[Page and application data records]
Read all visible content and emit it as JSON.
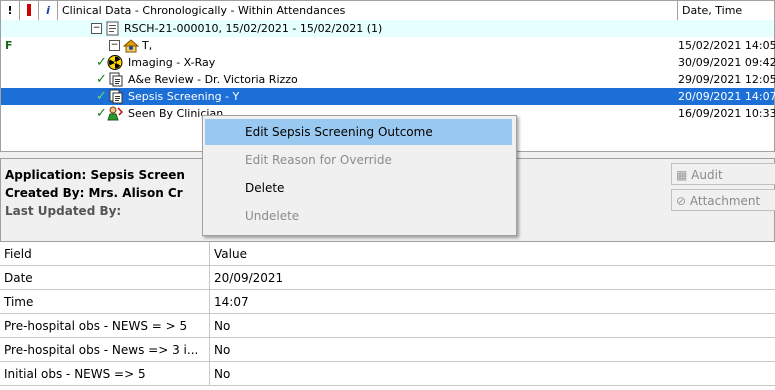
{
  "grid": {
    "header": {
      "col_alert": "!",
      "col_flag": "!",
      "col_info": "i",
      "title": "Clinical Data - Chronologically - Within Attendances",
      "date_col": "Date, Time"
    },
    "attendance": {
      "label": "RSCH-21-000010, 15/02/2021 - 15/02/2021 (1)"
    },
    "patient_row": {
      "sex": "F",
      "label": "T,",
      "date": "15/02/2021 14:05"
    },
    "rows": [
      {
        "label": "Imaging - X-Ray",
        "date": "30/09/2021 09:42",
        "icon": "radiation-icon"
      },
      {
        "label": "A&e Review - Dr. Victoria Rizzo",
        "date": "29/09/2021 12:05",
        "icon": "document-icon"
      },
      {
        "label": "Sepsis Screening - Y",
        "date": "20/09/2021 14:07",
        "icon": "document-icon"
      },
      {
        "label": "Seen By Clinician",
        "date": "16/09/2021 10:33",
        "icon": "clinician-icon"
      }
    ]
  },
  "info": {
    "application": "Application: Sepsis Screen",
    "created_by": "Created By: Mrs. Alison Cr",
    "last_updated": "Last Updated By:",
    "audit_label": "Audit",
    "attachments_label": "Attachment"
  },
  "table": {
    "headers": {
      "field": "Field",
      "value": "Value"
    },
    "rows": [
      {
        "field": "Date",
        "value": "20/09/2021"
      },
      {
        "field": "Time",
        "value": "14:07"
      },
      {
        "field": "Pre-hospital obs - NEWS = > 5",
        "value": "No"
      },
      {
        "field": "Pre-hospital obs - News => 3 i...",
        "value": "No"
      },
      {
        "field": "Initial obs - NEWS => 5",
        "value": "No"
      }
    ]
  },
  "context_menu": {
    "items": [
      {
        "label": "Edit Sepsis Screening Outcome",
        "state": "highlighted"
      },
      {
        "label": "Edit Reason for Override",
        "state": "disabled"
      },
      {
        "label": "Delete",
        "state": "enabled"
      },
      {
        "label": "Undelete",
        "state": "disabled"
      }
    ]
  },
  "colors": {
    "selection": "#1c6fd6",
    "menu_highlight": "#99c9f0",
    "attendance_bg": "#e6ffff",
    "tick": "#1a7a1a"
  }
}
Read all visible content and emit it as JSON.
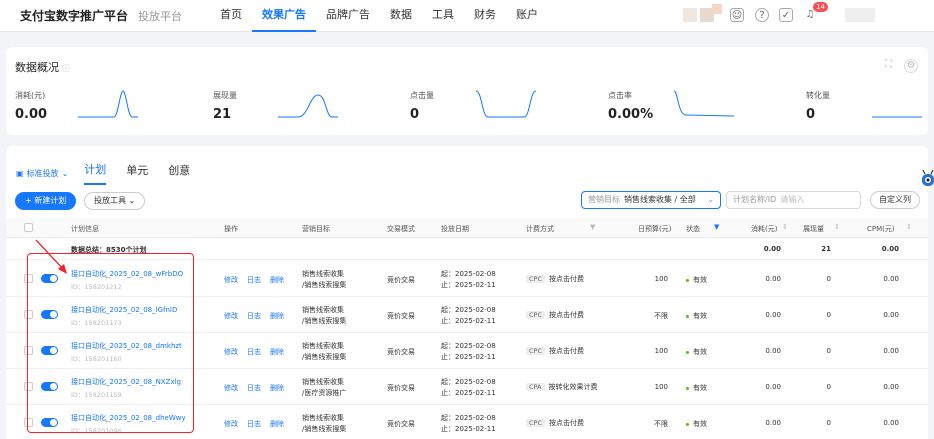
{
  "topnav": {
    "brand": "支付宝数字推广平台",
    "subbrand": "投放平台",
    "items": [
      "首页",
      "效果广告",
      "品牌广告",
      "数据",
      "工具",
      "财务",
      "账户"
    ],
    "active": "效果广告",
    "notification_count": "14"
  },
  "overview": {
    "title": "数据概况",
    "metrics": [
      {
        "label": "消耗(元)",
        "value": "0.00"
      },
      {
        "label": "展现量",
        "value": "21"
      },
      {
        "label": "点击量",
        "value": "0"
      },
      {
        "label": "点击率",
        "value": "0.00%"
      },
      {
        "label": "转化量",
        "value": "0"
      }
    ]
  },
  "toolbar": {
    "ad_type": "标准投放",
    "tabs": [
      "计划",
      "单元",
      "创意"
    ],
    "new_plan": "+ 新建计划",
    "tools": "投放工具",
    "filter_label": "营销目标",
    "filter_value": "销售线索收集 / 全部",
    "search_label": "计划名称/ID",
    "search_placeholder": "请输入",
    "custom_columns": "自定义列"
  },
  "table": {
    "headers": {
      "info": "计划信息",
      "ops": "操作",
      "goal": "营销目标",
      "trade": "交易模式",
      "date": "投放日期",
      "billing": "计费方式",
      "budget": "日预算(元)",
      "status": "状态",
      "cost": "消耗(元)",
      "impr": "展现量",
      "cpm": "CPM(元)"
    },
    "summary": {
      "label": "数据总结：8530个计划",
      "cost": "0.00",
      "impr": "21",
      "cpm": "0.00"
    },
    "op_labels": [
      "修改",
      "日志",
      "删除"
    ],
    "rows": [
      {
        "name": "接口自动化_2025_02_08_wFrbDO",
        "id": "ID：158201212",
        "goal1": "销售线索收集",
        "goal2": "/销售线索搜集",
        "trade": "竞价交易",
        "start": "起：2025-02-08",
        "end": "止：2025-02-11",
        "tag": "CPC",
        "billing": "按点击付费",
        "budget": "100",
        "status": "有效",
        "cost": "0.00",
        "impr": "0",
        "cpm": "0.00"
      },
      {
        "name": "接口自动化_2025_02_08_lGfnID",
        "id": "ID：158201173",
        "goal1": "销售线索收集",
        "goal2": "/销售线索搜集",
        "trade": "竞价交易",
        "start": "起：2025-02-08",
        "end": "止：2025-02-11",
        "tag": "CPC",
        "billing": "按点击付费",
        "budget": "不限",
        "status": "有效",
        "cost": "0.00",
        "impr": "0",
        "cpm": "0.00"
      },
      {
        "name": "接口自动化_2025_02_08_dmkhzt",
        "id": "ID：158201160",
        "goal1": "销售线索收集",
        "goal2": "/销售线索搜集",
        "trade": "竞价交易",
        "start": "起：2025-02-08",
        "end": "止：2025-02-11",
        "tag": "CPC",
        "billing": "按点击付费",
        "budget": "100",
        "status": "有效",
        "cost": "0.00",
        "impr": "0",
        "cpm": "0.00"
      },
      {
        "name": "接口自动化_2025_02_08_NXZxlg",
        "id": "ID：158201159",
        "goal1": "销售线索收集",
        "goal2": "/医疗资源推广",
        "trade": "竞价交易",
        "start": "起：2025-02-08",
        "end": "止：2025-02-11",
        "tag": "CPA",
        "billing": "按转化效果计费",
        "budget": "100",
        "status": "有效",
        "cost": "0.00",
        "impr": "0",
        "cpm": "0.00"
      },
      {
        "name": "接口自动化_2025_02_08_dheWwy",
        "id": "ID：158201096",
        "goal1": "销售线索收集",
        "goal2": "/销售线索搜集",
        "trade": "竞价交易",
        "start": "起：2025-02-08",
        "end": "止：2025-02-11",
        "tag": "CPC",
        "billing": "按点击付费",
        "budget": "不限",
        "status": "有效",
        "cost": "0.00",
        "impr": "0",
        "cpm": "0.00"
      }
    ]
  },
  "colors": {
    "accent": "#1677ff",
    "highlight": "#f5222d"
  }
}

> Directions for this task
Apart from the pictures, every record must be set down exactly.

> Output for this task
Read all visible content and emit it as JSON.
{
  "grid": {
    "header": {
      "col_alert": "!",
      "col_flag": "!",
      "col_info": "i",
      "title": "Clinical Data - Chronologically - Within Attendances",
      "date_col": "Date, Time"
    },
    "attendance": {
      "label": "RSCH-21-000010, 15/02/2021 - 15/02/2021 (1)"
    },
    "patient_row": {
      "sex": "F",
      "label": "T,",
      "date": "15/02/2021 14:05"
    },
    "rows": [
      {
        "label": "Imaging - X-Ray",
        "date": "30/09/2021 09:42",
        "icon": "radiation-icon"
      },
      {
        "label": "A&e Review - Dr. Victoria Rizzo",
        "date": "29/09/2021 12:05",
        "icon": "document-icon"
      },
      {
        "label": "Sepsis Screening - Y",
        "date": "20/09/2021 14:07",
        "icon": "document-icon"
      },
      {
        "label": "Seen By Clinician",
        "date": "16/09/2021 10:33",
        "icon": "clinician-icon"
      }
    ]
  },
  "info": {
    "application": "Application: Sepsis Screen",
    "created_by": "Created By: Mrs. Alison Cr",
    "last_updated": "Last Updated By:",
    "audit_label": "Audit",
    "attachments_label": "Attachment"
  },
  "table": {
    "headers": {
      "field": "Field",
      "value": "Value"
    },
    "rows": [
      {
        "field": "Date",
        "value": "20/09/2021"
      },
      {
        "field": "Time",
        "value": "14:07"
      },
      {
        "field": "Pre-hospital obs - NEWS = > 5",
        "value": "No"
      },
      {
        "field": "Pre-hospital obs - News => 3 i...",
        "value": "No"
      },
      {
        "field": "Initial obs - NEWS => 5",
        "value": "No"
      }
    ]
  },
  "context_menu": {
    "items": [
      {
        "label": "Edit Sepsis Screening Outcome",
        "state": "highlighted"
      },
      {
        "label": "Edit Reason for Override",
        "state": "disabled"
      },
      {
        "label": "Delete",
        "state": "enabled"
      },
      {
        "label": "Undelete",
        "state": "disabled"
      }
    ]
  },
  "colors": {
    "selection": "#1c6fd6",
    "menu_highlight": "#99c9f0",
    "attendance_bg": "#e6ffff",
    "tick": "#1a7a1a"
  }
}
Read all visible content and emit it as JSON.
{
  "topnav": {
    "brand": "支付宝数字推广平台",
    "subbrand": "投放平台",
    "items": [
      "首页",
      "效果广告",
      "品牌广告",
      "数据",
      "工具",
      "财务",
      "账户"
    ],
    "active": "效果广告",
    "notification_count": "14"
  },
  "overview": {
    "title": "数据概况",
    "metrics": [
      {
        "label": "消耗(元)",
        "value": "0.00"
      },
      {
        "label": "展现量",
        "value": "21"
      },
      {
        "label": "点击量",
        "value": "0"
      },
      {
        "label": "点击率",
        "value": "0.00%"
      },
      {
        "label": "转化量",
        "value": "0"
      }
    ]
  },
  "toolbar": {
    "ad_type": "标准投放",
    "tabs": [
      "计划",
      "单元",
      "创意"
    ],
    "new_plan": "+ 新建计划",
    "tools": "投放工具",
    "filter_label": "营销目标",
    "filter_value": "销售线索收集 / 全部",
    "search_label": "计划名称/ID",
    "search_placeholder": "请输入",
    "custom_columns": "自定义列"
  },
  "table": {
    "headers": {
      "info": "计划信息",
      "ops": "操作",
      "goal": "营销目标",
      "trade": "交易模式",
      "date": "投放日期",
      "billing": "计费方式",
      "budget": "日预算(元)",
      "status": "状态",
      "cost": "消耗(元)",
      "impr": "展现量",
      "cpm": "CPM(元)"
    },
    "summary": {
      "label": "数据总结：8530个计划",
      "cost": "0.00",
      "impr": "21",
      "cpm": "0.00"
    },
    "op_labels": [
      "修改",
      "日志",
      "删除"
    ],
    "rows": [
      {
        "name": "接口自动化_2025_02_08_wFrbDO",
        "id": "ID：158201212",
        "goal1": "销售线索收集",
        "goal2": "/销售线索搜集",
        "trade": "竞价交易",
        "start": "起：2025-02-08",
        "end": "止：2025-02-11",
        "tag": "CPC",
        "billing": "按点击付费",
        "budget": "100",
        "status": "有效",
        "cost": "0.00",
        "impr": "0",
        "cpm": "0.00"
      },
      {
        "name": "接口自动化_2025_02_08_lGfnID",
        "id": "ID：158201173",
        "goal1": "销售线索收集",
        "goal2": "/销售线索搜集",
        "trade": "竞价交易",
        "start": "起：2025-02-08",
        "end": "止：2025-02-11",
        "tag": "CPC",
        "billing": "按点击付费",
        "budget": "不限",
        "status": "有效",
        "cost": "0.00",
        "impr": "0",
        "cpm": "0.00"
      },
      {
        "name": "接口自动化_2025_02_08_dmkhzt",
        "id": "ID：158201160",
        "goal1": "销售线索收集",
        "goal2": "/销售线索搜集",
        "trade": "竞价交易",
        "start": "起：2025-02-08",
        "end": "止：2025-02-11",
        "tag": "CPC",
        "billing": "按点击付费",
        "budget": "100",
        "status": "有效",
        "cost": "0.00",
        "impr": "0",
        "cpm": "0.00"
      },
      {
        "name": "接口自动化_2025_02_08_NXZxlg",
        "id": "ID：158201159",
        "goal1": "销售线索收集",
        "goal2": "/医疗资源推广",
        "trade": "竞价交易",
        "start": "起：2025-02-08",
        "end": "止：2025-02-11",
        "tag": "CPA",
        "billing": "按转化效果计费",
        "budget": "100",
        "status": "有效",
        "cost": "0.00",
        "impr": "0",
        "cpm": "0.00"
      },
      {
        "name": "接口自动化_2025_02_08_dheWwy",
        "id": "ID：158201096",
        "goal1": "销售线索收集",
        "goal2": "/销售线索搜集",
        "trade": "竞价交易",
        "start": "起：2025-02-08",
        "end": "止：2025-02-11",
        "tag": "CPC",
        "billing": "按点击付费",
        "budget": "不限",
        "status": "有效",
        "cost": "0.00",
        "impr": "0",
        "cpm": "0.00"
      }
    ]
  },
  "colors": {
    "accent": "#1677ff",
    "highlight": "#f5222d"
  }
}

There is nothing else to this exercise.